### DIRECTIONS FOR THIS TASK
Say nothing but the number of lines below in which the string "prefix" appears.

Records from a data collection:
== Segment start ==

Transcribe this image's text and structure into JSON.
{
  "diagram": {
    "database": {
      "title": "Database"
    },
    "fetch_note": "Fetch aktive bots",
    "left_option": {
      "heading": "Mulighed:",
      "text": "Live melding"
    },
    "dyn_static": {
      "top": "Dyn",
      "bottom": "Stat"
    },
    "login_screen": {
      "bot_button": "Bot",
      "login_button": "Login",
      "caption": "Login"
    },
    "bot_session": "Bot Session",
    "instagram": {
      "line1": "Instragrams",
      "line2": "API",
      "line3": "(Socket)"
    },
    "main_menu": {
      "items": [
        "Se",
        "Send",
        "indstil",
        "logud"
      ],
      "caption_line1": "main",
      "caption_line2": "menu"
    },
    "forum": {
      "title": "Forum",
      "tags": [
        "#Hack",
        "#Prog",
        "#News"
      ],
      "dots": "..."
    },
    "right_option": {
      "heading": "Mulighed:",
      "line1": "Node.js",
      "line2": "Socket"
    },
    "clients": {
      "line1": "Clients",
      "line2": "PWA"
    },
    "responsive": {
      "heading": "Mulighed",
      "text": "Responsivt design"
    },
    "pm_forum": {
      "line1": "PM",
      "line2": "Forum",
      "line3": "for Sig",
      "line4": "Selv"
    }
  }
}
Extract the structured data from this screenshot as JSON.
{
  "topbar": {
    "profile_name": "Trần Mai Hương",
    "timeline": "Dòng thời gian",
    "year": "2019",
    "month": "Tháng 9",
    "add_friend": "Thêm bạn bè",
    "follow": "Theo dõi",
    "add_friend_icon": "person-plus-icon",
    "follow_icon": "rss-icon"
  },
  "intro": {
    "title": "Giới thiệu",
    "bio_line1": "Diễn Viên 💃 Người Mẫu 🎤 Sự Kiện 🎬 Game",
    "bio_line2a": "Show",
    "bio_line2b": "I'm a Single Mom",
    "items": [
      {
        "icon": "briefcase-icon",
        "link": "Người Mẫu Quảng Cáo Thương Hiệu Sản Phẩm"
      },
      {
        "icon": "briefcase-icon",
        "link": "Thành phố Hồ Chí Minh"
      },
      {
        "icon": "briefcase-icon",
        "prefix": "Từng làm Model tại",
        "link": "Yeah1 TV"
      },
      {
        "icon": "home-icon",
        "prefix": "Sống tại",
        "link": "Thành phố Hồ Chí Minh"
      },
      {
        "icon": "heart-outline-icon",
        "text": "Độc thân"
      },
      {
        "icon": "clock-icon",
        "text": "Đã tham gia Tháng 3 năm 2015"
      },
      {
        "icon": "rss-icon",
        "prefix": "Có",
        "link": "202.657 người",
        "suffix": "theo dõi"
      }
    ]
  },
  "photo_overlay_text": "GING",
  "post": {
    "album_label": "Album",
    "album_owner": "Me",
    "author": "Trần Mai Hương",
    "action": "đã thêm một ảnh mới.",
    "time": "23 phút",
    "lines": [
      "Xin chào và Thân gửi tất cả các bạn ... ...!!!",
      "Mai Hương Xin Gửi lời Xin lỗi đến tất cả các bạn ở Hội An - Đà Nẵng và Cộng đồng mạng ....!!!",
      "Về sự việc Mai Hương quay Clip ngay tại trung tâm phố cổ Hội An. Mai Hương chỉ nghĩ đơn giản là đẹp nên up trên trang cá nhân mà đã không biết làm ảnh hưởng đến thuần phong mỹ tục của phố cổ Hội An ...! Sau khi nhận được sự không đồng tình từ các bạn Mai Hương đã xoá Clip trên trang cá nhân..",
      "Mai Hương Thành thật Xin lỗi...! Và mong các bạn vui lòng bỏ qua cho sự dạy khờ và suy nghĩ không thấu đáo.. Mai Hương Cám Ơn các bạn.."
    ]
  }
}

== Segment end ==

### OUTPUT OF THE EXERCISE
3